Well, like a lot of things in thermal management, it depends on the constraints of your application. Neither copper heat sinks nor aluminum heat sinks are always the default choice.
Recently, ATS performed a study to provide some clarity to users on how different “standard” materials act as heat sinks. Our study included copper heat sinks, aluminum heat sinks and graphite foam heat sinks. We published our article in ECN under the title, “Comparing the Impact of Different Heat Sink Materials on Cooling Performance“.
The results of our study were quite interesting. As you can see from the following graph, graphite was a good material but not the best. Copper and Aluminum performed better and similarly.
Our conclusions were:
- Copper and Aluminum are very close in thermal performance. If weight is an issue or cost, then Aluminum is the way to go. The size of your heat sink or the thermal interface material can often make the difference too.
- Pure copper has about 2x the conductivity of aluminum but that inherent advantage is only helpful when
- Air Flow speeds are 800LFM
- The hot spot on the CPU or other semiconductor is small in comparison to the size of the chip itself.
- When air flow is 400LFM or lower or the hot spot on the CPU or semiconductor is spread throughout the chip, then Aluminum is a better choice.
- The cost of a copper heatsink is often up to 3x the equivalent sized aluminum heatsink
- Graphite foam-derived heat sinks show promise in specific applications, but exhibit several drawbacks in mainstream electronics cooling.
You can read the full study at ECN by clicking to “Comparing the Impact of Different Heat Sink Materials on Cooling Performance“. You can also check out our earlier conversations on this topic by clicking to our posts, “Is CPU Cooling best done with a Copper Heatsink or Aluminum Heatsink?” and “Intel’s nano-technology breakthrough for heat sinks has R&D promise but real-world applications are in the future; An ATS thermal management technology analysis”

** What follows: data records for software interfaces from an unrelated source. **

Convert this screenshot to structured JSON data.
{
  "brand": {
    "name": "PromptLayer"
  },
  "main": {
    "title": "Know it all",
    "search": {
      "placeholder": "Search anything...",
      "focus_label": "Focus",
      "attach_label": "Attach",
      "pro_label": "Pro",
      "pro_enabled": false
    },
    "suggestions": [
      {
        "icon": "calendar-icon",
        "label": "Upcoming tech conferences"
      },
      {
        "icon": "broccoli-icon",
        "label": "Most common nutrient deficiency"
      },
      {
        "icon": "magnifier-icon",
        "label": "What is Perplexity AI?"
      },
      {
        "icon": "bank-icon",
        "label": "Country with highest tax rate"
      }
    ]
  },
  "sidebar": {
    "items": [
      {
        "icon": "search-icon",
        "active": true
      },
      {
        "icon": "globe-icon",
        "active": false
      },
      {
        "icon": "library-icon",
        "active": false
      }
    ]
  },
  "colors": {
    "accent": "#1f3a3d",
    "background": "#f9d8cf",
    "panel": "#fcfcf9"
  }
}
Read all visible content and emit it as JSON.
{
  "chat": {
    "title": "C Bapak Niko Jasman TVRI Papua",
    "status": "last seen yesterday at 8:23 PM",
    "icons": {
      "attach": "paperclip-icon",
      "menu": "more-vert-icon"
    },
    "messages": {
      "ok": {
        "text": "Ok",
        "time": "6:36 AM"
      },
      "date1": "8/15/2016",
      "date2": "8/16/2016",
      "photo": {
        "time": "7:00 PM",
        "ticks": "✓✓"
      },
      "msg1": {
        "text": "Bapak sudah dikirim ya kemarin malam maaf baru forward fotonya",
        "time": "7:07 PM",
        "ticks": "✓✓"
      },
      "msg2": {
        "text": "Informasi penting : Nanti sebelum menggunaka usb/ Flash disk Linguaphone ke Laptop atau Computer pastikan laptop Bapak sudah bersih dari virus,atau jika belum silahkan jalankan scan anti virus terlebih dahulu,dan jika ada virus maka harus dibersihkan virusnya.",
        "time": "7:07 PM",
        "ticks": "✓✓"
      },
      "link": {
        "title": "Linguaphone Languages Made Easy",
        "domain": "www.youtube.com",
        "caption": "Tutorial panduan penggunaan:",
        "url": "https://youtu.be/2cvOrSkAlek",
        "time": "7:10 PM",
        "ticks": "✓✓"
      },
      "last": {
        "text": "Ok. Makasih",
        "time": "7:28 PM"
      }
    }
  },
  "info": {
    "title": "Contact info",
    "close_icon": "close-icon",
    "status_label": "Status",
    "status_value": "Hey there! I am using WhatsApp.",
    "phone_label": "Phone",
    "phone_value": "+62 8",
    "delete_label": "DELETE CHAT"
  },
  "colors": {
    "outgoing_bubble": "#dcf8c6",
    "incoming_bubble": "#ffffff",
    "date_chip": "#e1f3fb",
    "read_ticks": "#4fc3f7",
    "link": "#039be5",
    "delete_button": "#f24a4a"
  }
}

Also, if you are a member of Linked-In, there is a Thermal Management group that is worth joining, plus, there is a sub-group off of that focusing on next generation materials for heat sinks. Well worth joining!